The United States clinched a strategic port deal with Oman on Sunday which US officials say will allow the US military better access the Gulf region and reduce the need to send ships through the Strait of Hormuz, a maritime choke point off Iran.
The US embassy in Oman said in a statement that the agreement governed US access to facilities and ports in Duqm as well as in Salalah and “reaffirms the commitment of both countries to promoting mutual security goals.”
The accord is viewed through an economic prism by Oman, which wants to develop Duqm while preserving its Switzerland-like neutral role in Middle Eastern politics and diplomacy.
But it comes as the United States grows increasingly concerned about Iran’s expanding missile programs, which have improved in recent years despite sanctions and diplomatic pressure by the United States.
A US official, speaking on condition of anonymity to Reuters, said the deal was significant by improving access to ports that connect to a network of roads to the broader region, giving the US military great resiliency in a crisis.
“We used to operate on the assumption that we could just steam into the Gulf,” one US official said, adding, however, that:
The quality and quantity of Iranian weapons raises concerns.
Tehran has in the past threatened to block the Strait of Hormuz, a major oil shipping route at the mouth of the Gulf, in retaliation for any hostile US action, including attempts to halt Iranian oil exports through sanctions.
Still, the US official noted that the agreement would expand US military options in the region for any kind of crisis.
Duqm is ideal port for large ships. It is even big enough to turn around an aircraft carrier, a second official said.

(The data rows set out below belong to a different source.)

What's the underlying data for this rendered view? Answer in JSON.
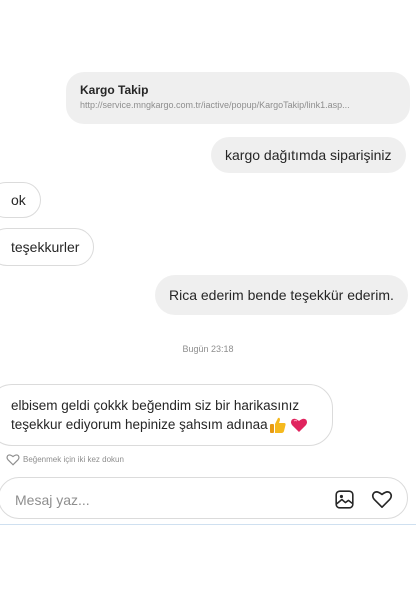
{
  "link_preview": {
    "title": "Kargo Takip",
    "url": "http://service.mngkargo.com.tr/iactive/popup/KargoTakip/link1.asp..."
  },
  "messages": [
    {
      "text": "kargo dağıtımda siparişiniz",
      "direction": "outgoing"
    },
    {
      "text": "ok",
      "direction": "incoming"
    },
    {
      "text": "teşekkurler",
      "direction": "incoming"
    },
    {
      "text": "Rica ederim bende teşekkür ederim.",
      "direction": "outgoing"
    }
  ],
  "timestamp": "Bugün 23:18",
  "last_message": {
    "line1": "elbisem geldi çokkk beğendim siz bir harikasınız",
    "line2": "teşekkur ediyorum hepinize şahsım adınaa",
    "emoji_icons": [
      "thumbs-up-icon",
      "heart-emoji-icon"
    ]
  },
  "like_hint": "Beğenmek için iki kez dokun",
  "composer": {
    "placeholder": "Mesaj yaz...",
    "icons": [
      "image-icon",
      "heart-icon"
    ]
  },
  "colors": {
    "bubble_outgoing": "#efefef",
    "bubble_incoming_border": "#dbdbdb",
    "muted_text": "#8e8e8e",
    "heart_emoji": "#e0245e",
    "thumbs_up": "#f5b91e"
  }
}
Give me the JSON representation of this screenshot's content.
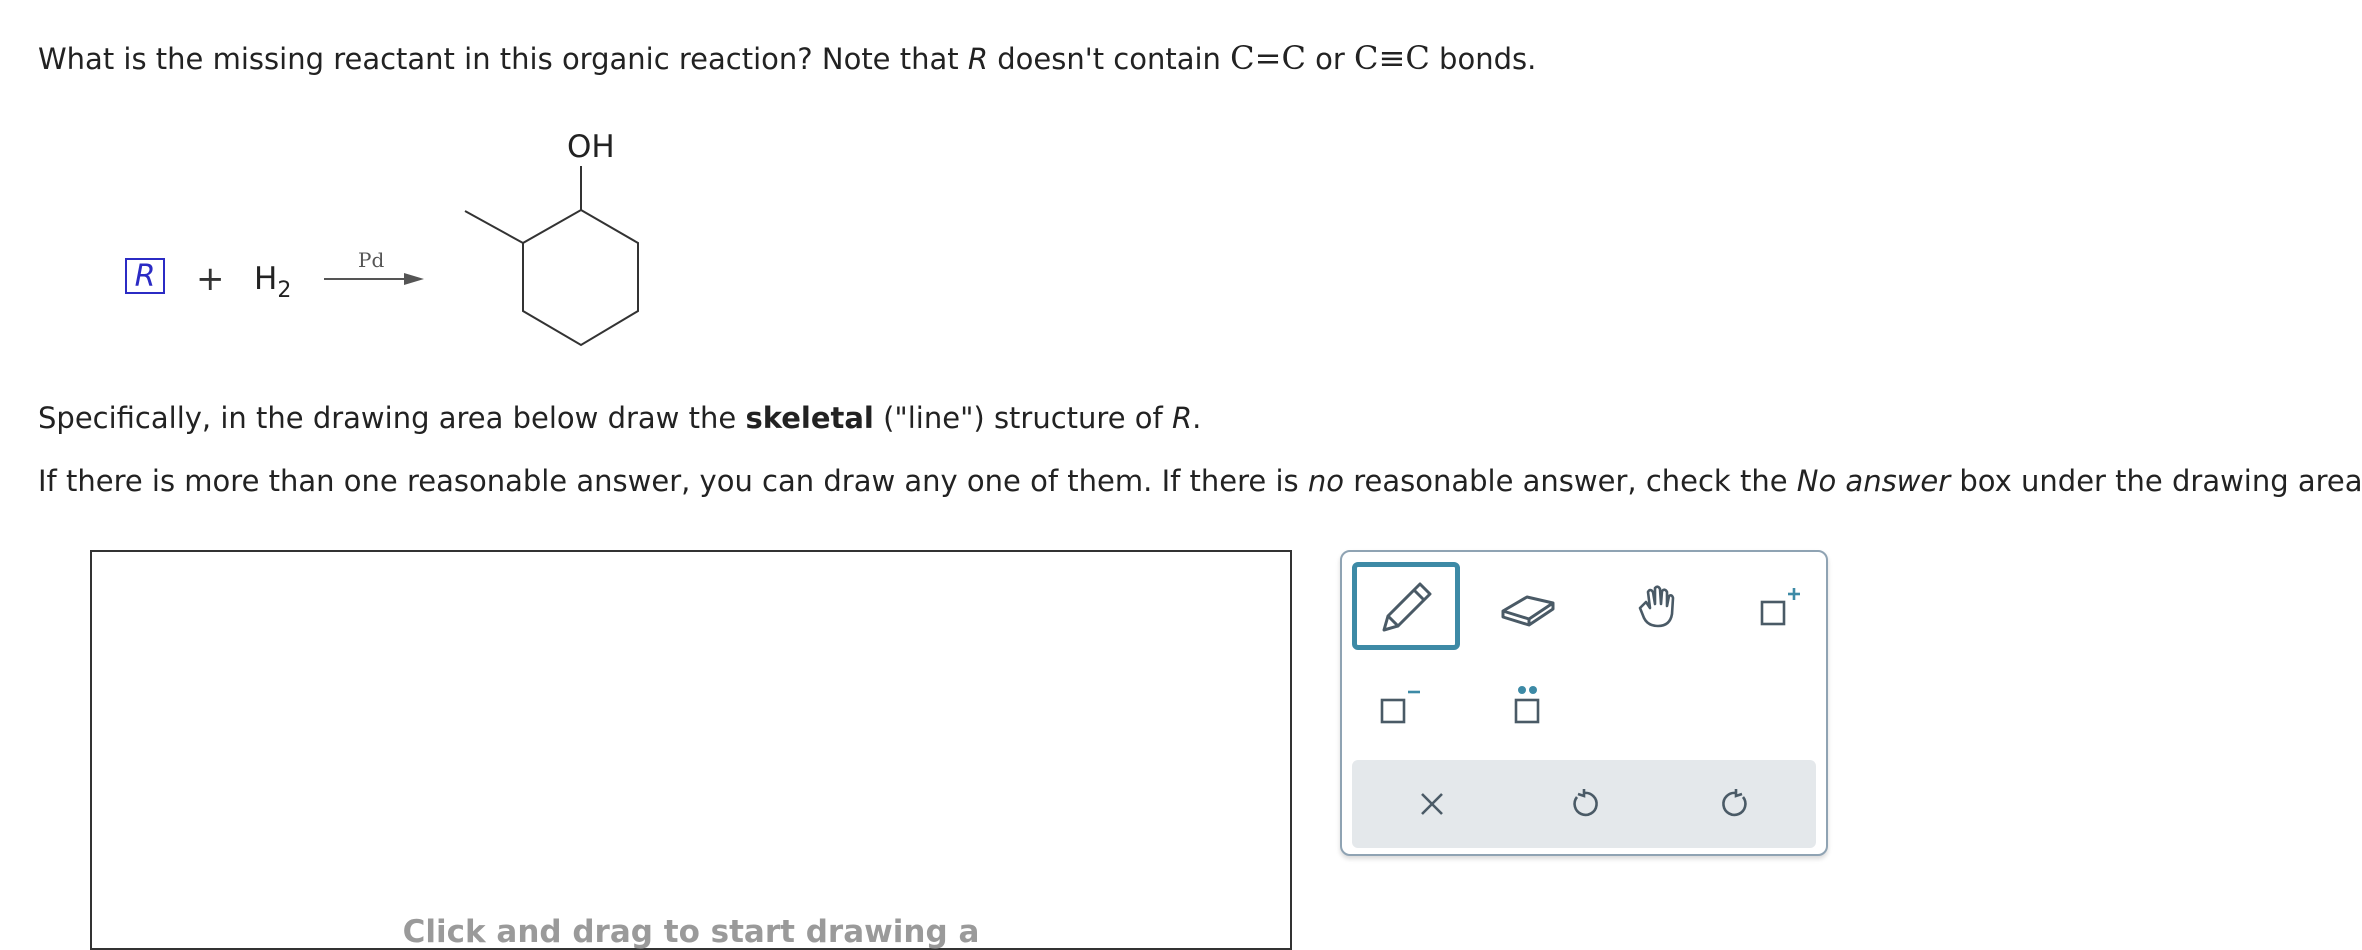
{
  "question": {
    "prefix": "What is the missing reactant in this organic reaction? Note that",
    "r_italic": "R",
    "middle": "doesn't contain",
    "double_bond": "C=C",
    "or_word": "or",
    "triple_bond": "C≡C",
    "suffix": "bonds."
  },
  "reaction": {
    "reactant_label": "R",
    "plus": "+",
    "h2_main": "H",
    "h2_sub": "2",
    "catalyst": "Pd",
    "product_group": "OH"
  },
  "instructions": {
    "line1_prefix": "Specifically, in the drawing area below draw the",
    "line1_bold": "skeletal",
    "line1_middle": "(\"line\") structure of",
    "line1_r": "R",
    "line1_end": ".",
    "line2_a": "If there is more than one reasonable answer, you can draw any one of them. If there is",
    "line2_no": "no",
    "line2_b": "reasonable answer, check the",
    "line2_noanswer": "No answer",
    "line2_c": "box under the drawing area."
  },
  "canvas": {
    "hint": "Click and drag to start drawing a"
  },
  "toolbar": {
    "tools": [
      "pencil-icon",
      "eraser-icon",
      "hand-icon",
      "increase-charge-icon",
      "decrease-charge-icon",
      "lone-pair-icon"
    ],
    "actions": [
      "clear-icon",
      "undo-icon",
      "redo-icon"
    ],
    "accent": "#3d8aa6"
  }
}
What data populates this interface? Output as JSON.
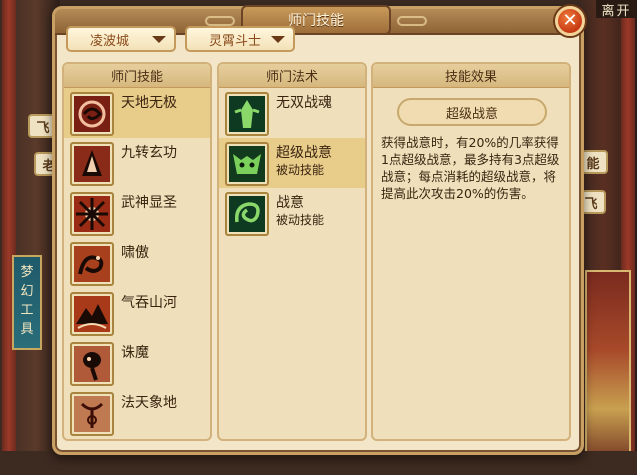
{
  "title": "师门技能",
  "leave_label": "离开",
  "close_symbol": "✕",
  "filters": {
    "city": "凌波城",
    "class": "灵霄斗士"
  },
  "background": {
    "banner_text": [
      "梦",
      "幻",
      "工",
      "具"
    ],
    "signs": [
      "飞",
      "老",
      "能",
      "飞"
    ]
  },
  "columns": {
    "skills_header": "师门技能",
    "magic_header": "师门法术",
    "effect_header": "技能效果"
  },
  "skills": [
    {
      "name": "天地无极",
      "icon": "serpent-icon",
      "selected": true
    },
    {
      "name": "九转玄功",
      "icon": "tower-icon",
      "selected": false
    },
    {
      "name": "武神显圣",
      "icon": "burst-icon",
      "selected": false
    },
    {
      "name": "啸傲",
      "icon": "dragon-icon",
      "selected": false
    },
    {
      "name": "气吞山河",
      "icon": "mountain-icon",
      "selected": false
    },
    {
      "name": "诛魔",
      "icon": "mask-icon",
      "selected": false
    },
    {
      "name": "法天象地",
      "icon": "sigil-icon",
      "selected": false
    }
  ],
  "magic": [
    {
      "name": "无双战魂",
      "sub": "",
      "icon": "warrior-icon",
      "selected": false
    },
    {
      "name": "超级战意",
      "sub": "被动技能",
      "icon": "demon-face-icon",
      "selected": true
    },
    {
      "name": "战意",
      "sub": "被动技能",
      "icon": "swirl-icon",
      "selected": false
    }
  ],
  "effect": {
    "name": "超级战意",
    "description": "获得战意时，有20%的几率获得1点超级战意，最多持有3点超级战意；每点消耗的超级战意，将提高此次攻击20%的伤害。"
  },
  "colors": {
    "panel_bg": "#f3e6c8",
    "title_bar": "#8e6437",
    "selected_row": "#e8cc8a",
    "close_button": "#c63a14",
    "dropdown_text": "#8a4a1a"
  }
}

“The port itself is very attractive and the geostrategic location is very attractive, again being outside the Strait of Hormuz,” the official said, adding that negotiations began under the Obama administration.